“After December 18, 2017, if you don’t have an AOBRD or ELD the violation will be cited, and a driver could be fined, but they won’t be put out of service. Companies that continually violate the rule could be subject to federal investigation as well,” says FMCSA spokesperson Duane DeBruyne.
The problem last-minute panic buyers are going to encounter is that you can’t just stop at your local Walmart and pick up an ELD. Most systems have to be plugged into your truck’s on-board diagnostic port, and drivers have to be trained in the basics of ELD data entry. Demand for the devices and cables is skyrocketing and the vendors also have to scale up their servers for systems that record hours of service via telematics in the cloud.
According to April Dennis, marketing management director at Pedigree Technologies, people are calling and expecting an immediate solution. If they don’t get a return call in two hours, they’re upset, she says.
“If you haven’t purchased a system by now, you’re not going to get there by the deadline,” says Pete Allen, chief client officer, MiX Telematics. “There are some systems that are plug-and-play, where they can update to a cell phone. But training may be impossible at this point.”
As for what a sufficient lead time would be, Allen says it depends on the vendor and how sophisticated the system is. “If they are purchasing a plug-and-play system, it can be a matter of a few weeks. It’s simple and easy to do.”
But if you have to spend the money and do the training, why not get a more sophisticated system that will measure more than just driver hours—a telematics system that can deliver ROI and put money back into the company.
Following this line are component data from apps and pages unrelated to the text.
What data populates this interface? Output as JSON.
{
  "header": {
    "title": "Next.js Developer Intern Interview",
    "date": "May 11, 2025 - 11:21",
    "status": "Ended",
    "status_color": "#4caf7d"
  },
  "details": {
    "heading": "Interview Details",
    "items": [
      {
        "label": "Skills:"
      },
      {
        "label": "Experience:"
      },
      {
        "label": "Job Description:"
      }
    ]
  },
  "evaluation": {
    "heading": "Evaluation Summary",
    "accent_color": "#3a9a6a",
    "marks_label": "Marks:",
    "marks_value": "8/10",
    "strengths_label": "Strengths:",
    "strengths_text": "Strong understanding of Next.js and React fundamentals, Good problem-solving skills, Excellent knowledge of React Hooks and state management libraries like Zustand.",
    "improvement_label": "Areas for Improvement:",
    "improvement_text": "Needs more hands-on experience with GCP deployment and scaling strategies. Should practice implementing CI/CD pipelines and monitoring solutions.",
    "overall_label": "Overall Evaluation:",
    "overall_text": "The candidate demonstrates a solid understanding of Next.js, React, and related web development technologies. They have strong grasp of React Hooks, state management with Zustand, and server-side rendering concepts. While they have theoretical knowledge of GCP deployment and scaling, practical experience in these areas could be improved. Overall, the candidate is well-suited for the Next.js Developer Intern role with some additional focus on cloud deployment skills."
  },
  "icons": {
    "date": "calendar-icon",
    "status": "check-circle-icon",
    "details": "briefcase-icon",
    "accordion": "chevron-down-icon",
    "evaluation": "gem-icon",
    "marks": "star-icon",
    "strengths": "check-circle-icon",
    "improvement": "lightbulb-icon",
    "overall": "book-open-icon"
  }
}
“If you are looking for a full-blown telematics solution that does more than just ELD—something that monitors driver behavior, safety, fuel economy, asset tracking and efficiency—that is going to take a month or two of planning and implementation depending on fleet size,” says Allen.